Task instructions: Nothing but a verbatim copy of the data, minus the images, should be returned.

── Records shown

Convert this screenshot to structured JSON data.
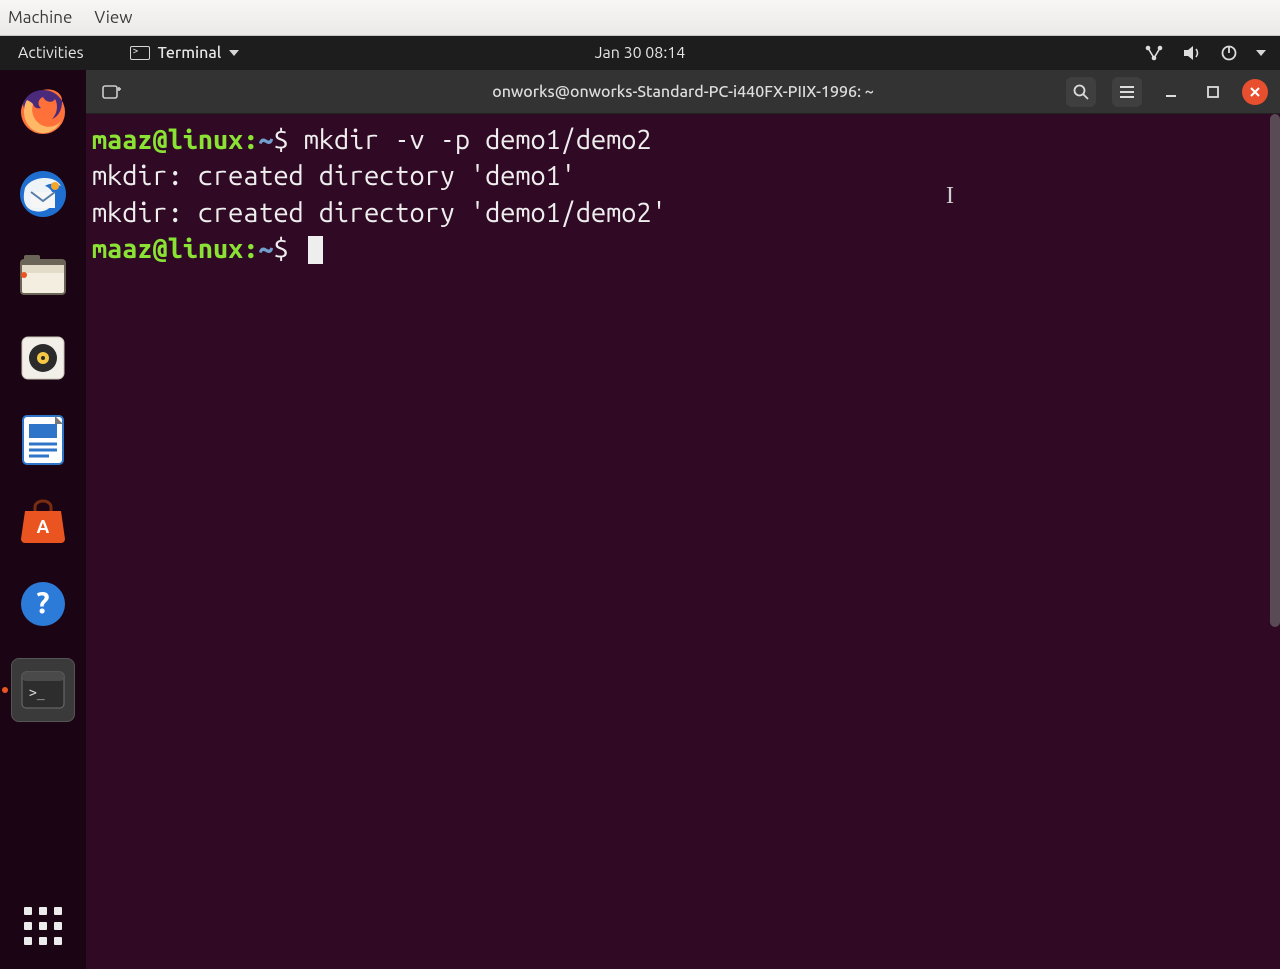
{
  "vm_menu": {
    "machine": "Machine",
    "view": "View"
  },
  "topbar": {
    "activities": "Activities",
    "app_name": "Terminal",
    "clock": "Jan 30  08:14"
  },
  "dock": {
    "items": [
      {
        "name": "firefox-icon"
      },
      {
        "name": "thunderbird-icon"
      },
      {
        "name": "files-icon",
        "running": true
      },
      {
        "name": "rhythmbox-icon"
      },
      {
        "name": "libreoffice-writer-icon"
      },
      {
        "name": "ubuntu-software-icon"
      },
      {
        "name": "help-icon"
      },
      {
        "name": "terminal-icon",
        "running": true,
        "active": true
      }
    ],
    "show_apps": "show-applications"
  },
  "terminal": {
    "title": "onworks@onworks-Standard-PC-i440FX-PIIX-1996: ~",
    "lines": [
      {
        "type": "prompt",
        "user_host": "maaz@linux",
        "sep": ":",
        "path": "~",
        "dollar": "$",
        "command": "mkdir -v -p demo1/demo2"
      },
      {
        "type": "output",
        "text": "mkdir: created directory 'demo1'"
      },
      {
        "type": "output",
        "text": "mkdir: created directory 'demo1/demo2'"
      },
      {
        "type": "prompt",
        "user_host": "maaz@linux",
        "sep": ":",
        "path": "~",
        "dollar": "$",
        "command": "",
        "cursor": true
      }
    ]
  }
}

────

Task solution:
Convert this screenshot to structured JSON data.
{
  "vm_menu": {
    "machine": "Machine",
    "view": "View"
  },
  "topbar": {
    "activities": "Activities",
    "app_name": "Terminal",
    "clock": "Jan 30  08:14"
  },
  "dock": {
    "items": [
      {
        "name": "firefox-icon"
      },
      {
        "name": "thunderbird-icon"
      },
      {
        "name": "files-icon",
        "running": true
      },
      {
        "name": "rhythmbox-icon"
      },
      {
        "name": "libreoffice-writer-icon"
      },
      {
        "name": "ubuntu-software-icon"
      },
      {
        "name": "help-icon"
      },
      {
        "name": "terminal-icon",
        "running": true,
        "active": true
      }
    ],
    "show_apps": "show-applications"
  },
  "terminal": {
    "title": "onworks@onworks-Standard-PC-i440FX-PIIX-1996: ~",
    "lines": [
      {
        "type": "prompt",
        "user_host": "maaz@linux",
        "sep": ":",
        "path": "~",
        "dollar": "$",
        "command": "mkdir -v -p demo1/demo2"
      },
      {
        "type": "output",
        "text": "mkdir: created directory 'demo1'"
      },
      {
        "type": "output",
        "text": "mkdir: created directory 'demo1/demo2'"
      },
      {
        "type": "prompt",
        "user_host": "maaz@linux",
        "sep": ":",
        "path": "~",
        "dollar": "$",
        "command": "",
        "cursor": true
      }
    ]
  }
}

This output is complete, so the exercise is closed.